The ice cream van turned up out of the blue one day at the end of the street. A young woman in a blue tutu and yellow tank top sat on the step, painting her fingernails to match her skirt and listening to a world music rendition of ‘Greensleeves’. Children walking up the sloping footpath stopped to look at her, whispered together and looked again, itching with curiosity. She looked up and smiled brightly. They skittered away like startled kittens, giggling nervously, looking over their shoulders as they turned in at their own front doors further up the street. The girl went back to her nail polish. She wondered how long she’d have to wait before he showed.
Her name was Tass. Her van had not sold ice creams since she had bought it second-hand two years before, but it still smelled faintly of cardboard and vanilla, and got stupidly cold in the winter. Enticing swirls of chocolate and strawberry coated the exterior, their colour slowly weathering away, while the inside had been transformed into a magpie’s nest of dreamcatchers and Chinese lanterns. A sofa bed was wedged between crates of books and scattered with cushions conjured from commemorative tea towels and her own outgrown T-shirts. The rest of her renovations went so far as a bar fridge and electric jug, although she was saving up for a toaster. Juggling at children’s birthday parties and playing tambourine in a folk band were not the obvious paths towards financial success.
But things were looking up. Today was the last day of her course. If she could just pass the practical exam, she’d get her provisional license and The Job. That meant more than a regular wage and the first qualification of her life since she’d left high school halfway through Year 10. It meant, well, everything. She wanted this so badly.
She had seen the ad on a flyer six months ago, left inside a graphic novel she’d borrowed from the library. Tass had laid it down to the power of chance and destiny at the time but now wasn’t so sure. The librarians at her local branch had always been kind to her. Maybe this was their subtle hint to pull herself together. Coincidence, act of charity, whatever, she’d jumped for it, using up her last twenty cents of mobile credit to call the number at the bottom of the flyer. The chatty Brit on the other end of the line had given her the address and advice about everything from what to wear to her interview to the successful growing of Spanish bluebells in the tropics. Tass had been a little dazed by the time she ended the call, but the address was written down safely on the back of her hand, and the next day she turned up at the Academy.
The building had not been at all what she had expected. It all made sense later.

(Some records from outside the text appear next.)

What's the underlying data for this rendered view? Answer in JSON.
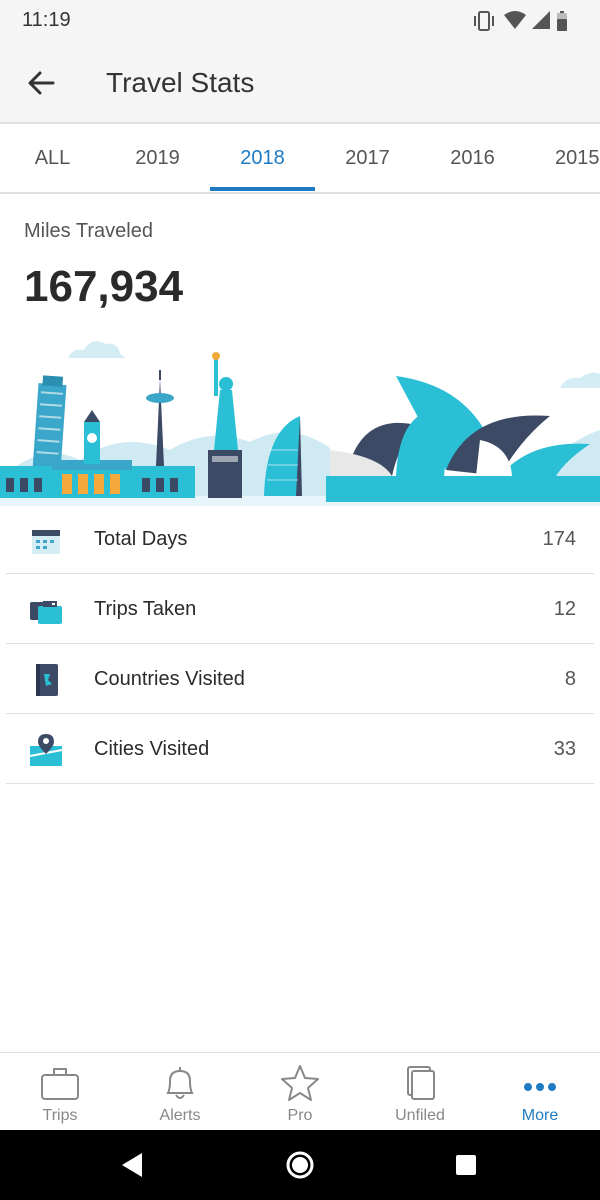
{
  "status_bar": {
    "time": "11:19",
    "icons": [
      "vibrate-icon",
      "wifi-icon",
      "signal-icon",
      "battery-icon"
    ]
  },
  "app_bar": {
    "title": "Travel Stats",
    "back_icon": "arrow-left-icon"
  },
  "tabs": [
    {
      "label": "ALL",
      "active": false
    },
    {
      "label": "2019",
      "active": false
    },
    {
      "label": "2018",
      "active": true
    },
    {
      "label": "2017",
      "active": false
    },
    {
      "label": "2016",
      "active": false
    },
    {
      "label": "2015",
      "active": false
    }
  ],
  "miles": {
    "label": "Miles Traveled",
    "value": "167,934"
  },
  "stats": [
    {
      "icon": "calendar-icon",
      "label": "Total Days",
      "value": "174"
    },
    {
      "icon": "luggage-icon",
      "label": "Trips Taken",
      "value": "12"
    },
    {
      "icon": "passport-icon",
      "label": "Countries Visited",
      "value": "8"
    },
    {
      "icon": "map-pin-icon",
      "label": "Cities Visited",
      "value": "33"
    }
  ],
  "bottom_nav": [
    {
      "icon": "briefcase-icon",
      "label": "Trips",
      "active": false
    },
    {
      "icon": "bell-icon",
      "label": "Alerts",
      "active": false
    },
    {
      "icon": "star-icon",
      "label": "Pro",
      "active": false
    },
    {
      "icon": "documents-icon",
      "label": "Unfiled",
      "active": false
    },
    {
      "icon": "more-dots-icon",
      "label": "More",
      "active": true
    }
  ],
  "colors": {
    "accent": "#1e7bc2",
    "teal": "#2bbfd6",
    "navy": "#3d4a66"
  }
}
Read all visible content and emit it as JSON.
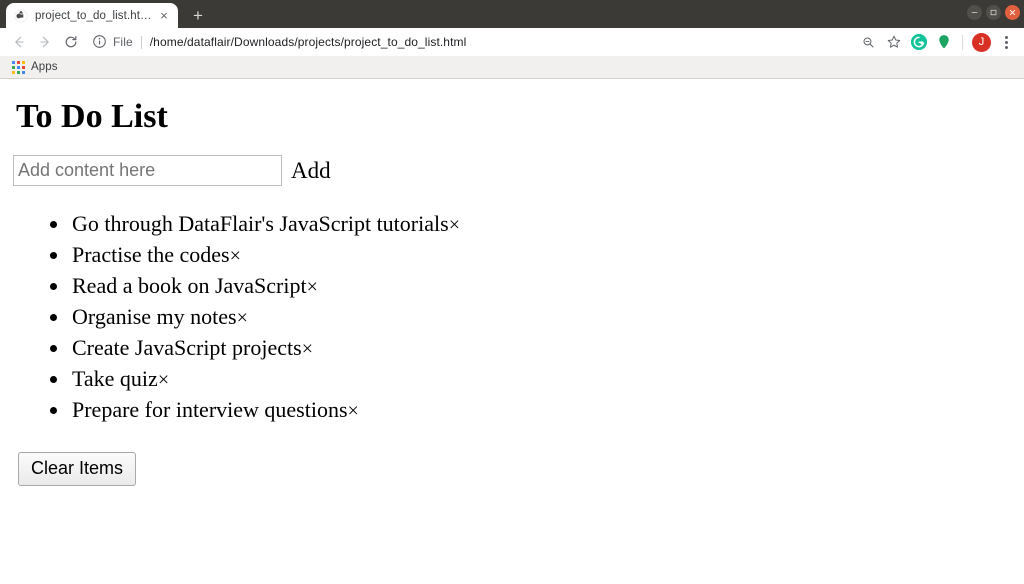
{
  "window": {
    "controls": [
      {
        "name": "minimize",
        "glyph": "–"
      },
      {
        "name": "maximize",
        "glyph": "▢"
      },
      {
        "name": "close",
        "glyph": "×"
      }
    ]
  },
  "browser": {
    "tab": {
      "title": "project_to_do_list.html",
      "favicon": "globe-icon",
      "close_glyph": "×"
    },
    "new_tab_glyph": "+",
    "nav": {
      "back_glyph": "←",
      "forward_glyph": "→",
      "reload_glyph": "↻"
    },
    "omnibox": {
      "security_icon": "info-circle-icon",
      "scheme_label": "File",
      "url": "/home/dataflair/Downloads/projects/project_to_do_list.html"
    },
    "toolbar_icons": [
      {
        "name": "zoom-search-icon",
        "glyph": "⌕"
      },
      {
        "name": "bookmark-star-icon",
        "glyph": "☆"
      },
      {
        "name": "grammarly-extension-icon",
        "letter": "G",
        "color": "#15c39a"
      },
      {
        "name": "location-pin-extension-icon",
        "color": "#1da462"
      }
    ],
    "profile": {
      "initial": "J",
      "color": "#d93025"
    },
    "menu_icon": "three-dot-menu-icon",
    "bookmarks": [
      {
        "name": "apps-shortcut",
        "label": "Apps",
        "icon": "apps-grid-icon"
      }
    ]
  },
  "page": {
    "title": "To Do List",
    "add_form": {
      "input_value": "",
      "input_placeholder": "Add content here",
      "add_label": "Add"
    },
    "todos": [
      {
        "text": "Go through DataFlair's JavaScript tutorials",
        "delete_glyph": "×"
      },
      {
        "text": "Practise the codes",
        "delete_glyph": "×"
      },
      {
        "text": "Read a book on JavaScript",
        "delete_glyph": "×"
      },
      {
        "text": "Organise my notes",
        "delete_glyph": "×"
      },
      {
        "text": "Create JavaScript projects",
        "delete_glyph": "×"
      },
      {
        "text": "Take quiz",
        "delete_glyph": "×"
      },
      {
        "text": "Prepare for interview questions",
        "delete_glyph": "×"
      }
    ],
    "clear_button_label": "Clear Items"
  }
}
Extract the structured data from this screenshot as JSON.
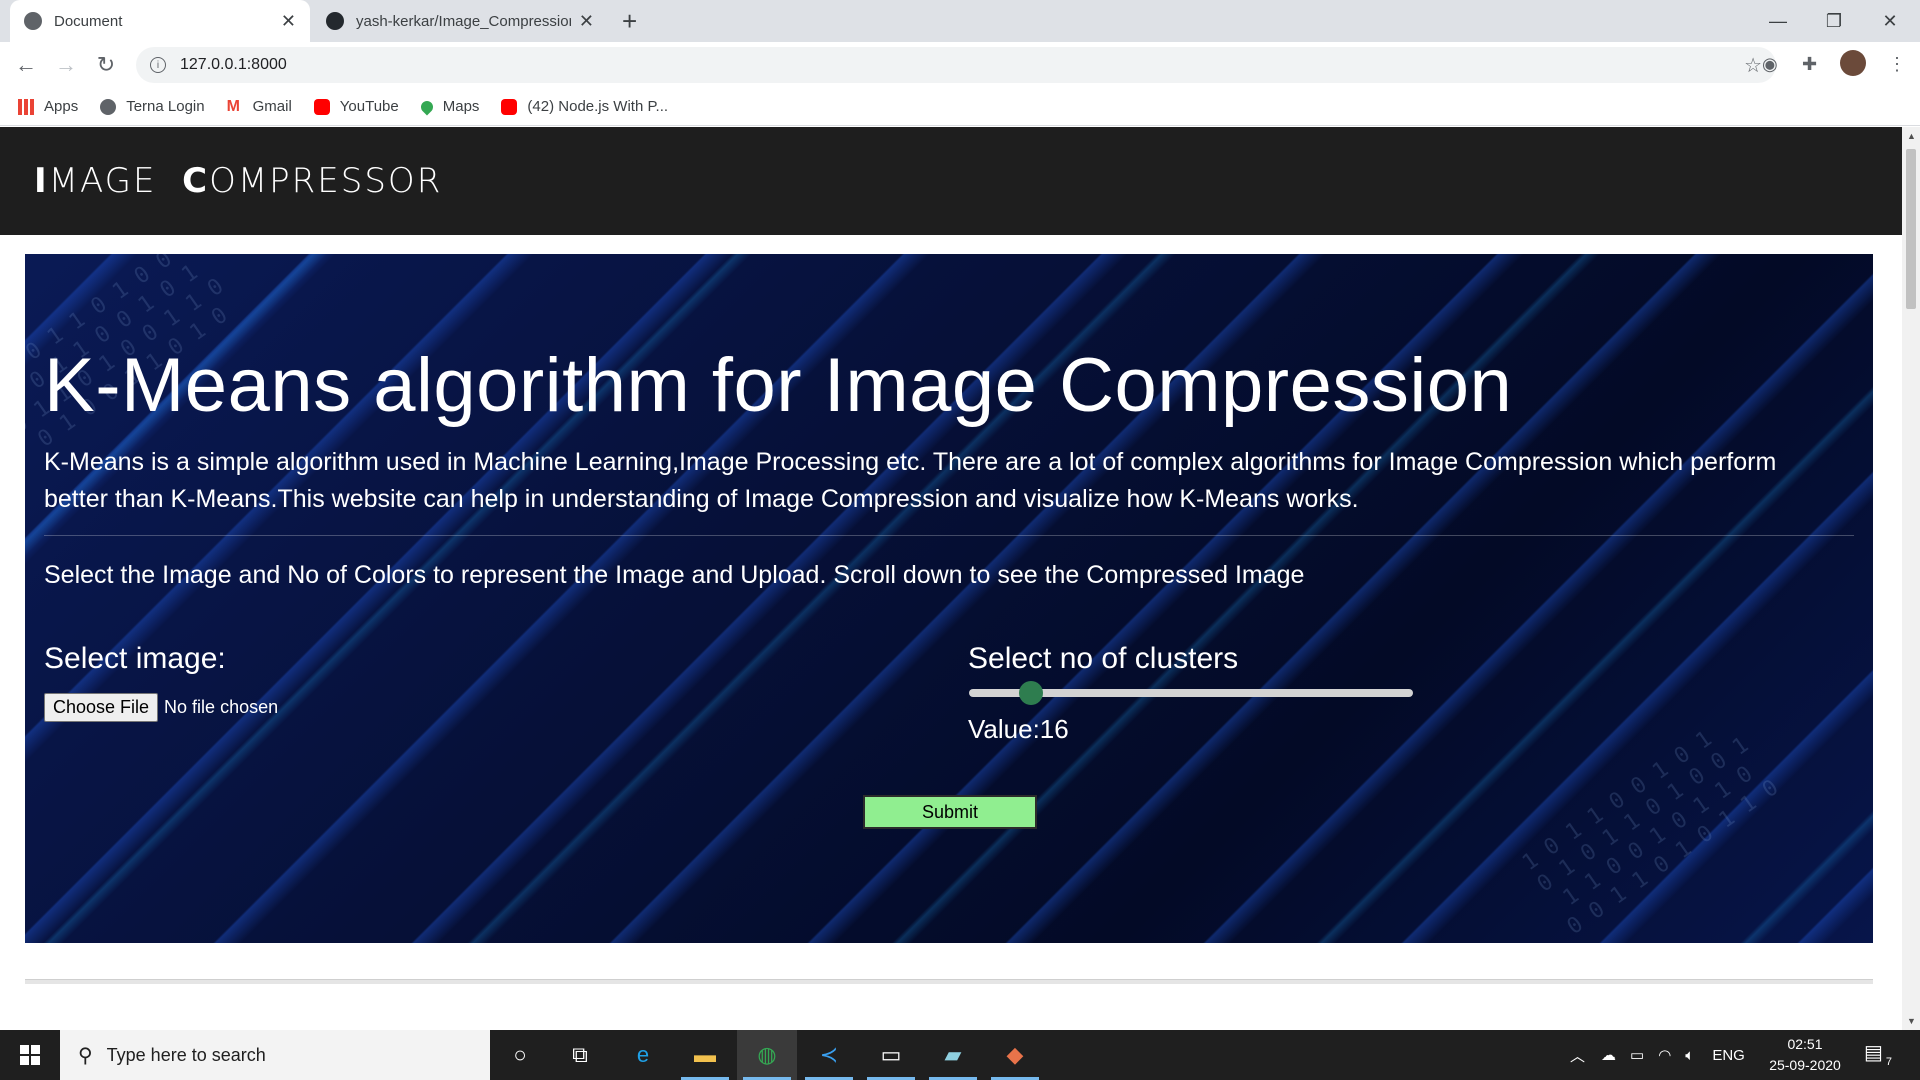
{
  "browser": {
    "tabs": [
      {
        "title": "Document",
        "active": true
      },
      {
        "title": "yash-kerkar/Image_Compression",
        "active": false
      }
    ],
    "url": "127.0.0.1:8000",
    "bookmarks": [
      {
        "label": "Apps",
        "icon": "apps-grid-icon"
      },
      {
        "label": "Terna Login",
        "icon": "globe-icon"
      },
      {
        "label": "Gmail",
        "icon": "gmail-icon"
      },
      {
        "label": "YouTube",
        "icon": "youtube-icon"
      },
      {
        "label": "Maps",
        "icon": "maps-pin-icon"
      },
      {
        "label": "(42) Node.js With P...",
        "icon": "youtube-icon"
      }
    ]
  },
  "site": {
    "brand_first_cap": "I",
    "brand_first_rest": "MAGE",
    "brand_second_cap": "C",
    "brand_second_rest": "OMPRESSOR"
  },
  "hero": {
    "heading": "K-Means algorithm for Image Compression",
    "description": "K-Means is a simple algorithm used in Machine Learning,Image Processing etc. There are a lot of complex algorithms for Image Compression which perform better than K-Means.This website can help in understanding of Image Compression and visualize how K-Means works.",
    "instruction": "Select the Image and No of Colors to represent the Image and Upload. Scroll down to see the Compressed Image",
    "select_image_label": "Select image:",
    "choose_file_label": "Choose File",
    "no_file_text": "No file chosen",
    "clusters_label": "Select no of clusters",
    "slider_fraction": 0.12,
    "value_text": "Value:16",
    "submit_label": "Submit"
  },
  "taskbar": {
    "search_placeholder": "Type here to search",
    "language": "ENG",
    "time": "02:51",
    "date": "25-09-2020",
    "notification_count": "7"
  },
  "colors": {
    "header_bg": "#1e1e1e",
    "submit_bg": "#90ee90",
    "slider_knob": "#2e7d4f"
  }
}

She had not owned the cream cardigan and ballet slippers advised by the friendly operator. They had accepted her anyway. Six months of night courses at the Academy and here she was, out on her very first job. Of course, there would be a supervisor somewhere around, but she was determined not to need the help. She would pass first go. Fluttering her blue nails to dry them, she checked her watch and looked up. The stream of school kids coming up from the bus stop had dwindled to one: a boy in his early teens, too thin for his height with hair that looked like it hadn’t been brushed in weeks. Tass sprang up from her step. It was him.
She took a deep breath, remembering her training. It’s not so much what you do, Ms Shay. It’s what they see. Illusion painted the air behind her. She saw the boy’s mouth drop open as feathery blue wings unfolded from her back and she danced across the street to intercept him, the official speech poised on her tongue. It sounded even better said aloud than it had in rehearsal, back at the Academy. The boy was flatly incredulous at first, but the trick with the squash – cheaper and more easily transportable than pumpkins – quickly convinced him. He looked dazed, staring at the squash/football in his hands as though it might float away like a helium balloon.
The motto on the flyer was absolutely right, Tass thought, surrounded by sparks. The only thing better than having a fairy godmother was being one yourself.
© Faith Mudge, 2012